"I think those are things we are trying to correct ourselves and focus in on. We talk about Florida and obviously a lot of things concern you. They do a lot of different things."
What Florida is best at is getting the football to its talented receivers. UF pass catchers have combined to haul in 16 touchdown passes that have covered at least 20 yards.
"We go against great receivers each and every day in practice," cornerback Antonio Smith said. "We are a team and our team in practices goes No.1 offense against No.1 defense every day, and I think that gives us an edge. We are facing one of the best offenses in the country and some of the best receivers in the country (in practice). Going against them each and every day definitely helps us out and prepares us for Florida and anything we may face."
"I think they are unique because they play four or five guys at receiver," Mitchell said. "Any one of those guys when given the ball in open space, whether it is a 10-yard pass or a 38-yard bomb, can turn those plays into big plays. I think that's unique because usually you have to stop maybe one big-play guy or two-big play guys.
"With this team they spread the ball out so evenly that you have to be on your P's and Q's for every play. You have to stay focused for every possession, because you know at any time if there is a lack of focus they can break one."
But cornerback Malcolm Jenkins assured the Buckeyes would be more focused than they were against Michigan.

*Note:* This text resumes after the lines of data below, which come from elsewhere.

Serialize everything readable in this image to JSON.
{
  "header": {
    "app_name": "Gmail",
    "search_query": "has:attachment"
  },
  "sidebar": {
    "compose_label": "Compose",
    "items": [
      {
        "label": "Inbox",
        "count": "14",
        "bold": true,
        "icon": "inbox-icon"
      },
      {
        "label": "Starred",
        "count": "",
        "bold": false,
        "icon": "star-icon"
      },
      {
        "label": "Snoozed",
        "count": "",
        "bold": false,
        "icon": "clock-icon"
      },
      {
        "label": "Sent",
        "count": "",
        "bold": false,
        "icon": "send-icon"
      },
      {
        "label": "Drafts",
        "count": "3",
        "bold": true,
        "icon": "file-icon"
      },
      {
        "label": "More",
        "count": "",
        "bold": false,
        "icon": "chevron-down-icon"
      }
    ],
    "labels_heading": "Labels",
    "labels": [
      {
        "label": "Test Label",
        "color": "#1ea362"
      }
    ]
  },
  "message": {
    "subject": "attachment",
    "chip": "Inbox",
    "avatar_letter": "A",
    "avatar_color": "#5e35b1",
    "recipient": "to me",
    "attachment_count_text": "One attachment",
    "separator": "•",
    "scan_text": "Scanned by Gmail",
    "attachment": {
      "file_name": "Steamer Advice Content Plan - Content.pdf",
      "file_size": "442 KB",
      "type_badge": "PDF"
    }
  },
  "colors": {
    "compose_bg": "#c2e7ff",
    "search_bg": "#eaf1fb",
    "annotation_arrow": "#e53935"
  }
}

""We didn't perform like we wanted to, and I think we lost some respect that we had been trying to gain all year," Jenkins said. "So for us, it's just coming out and being as good as your last game. This is our last game, so all they are going to remember from here on out is how we play this weekend."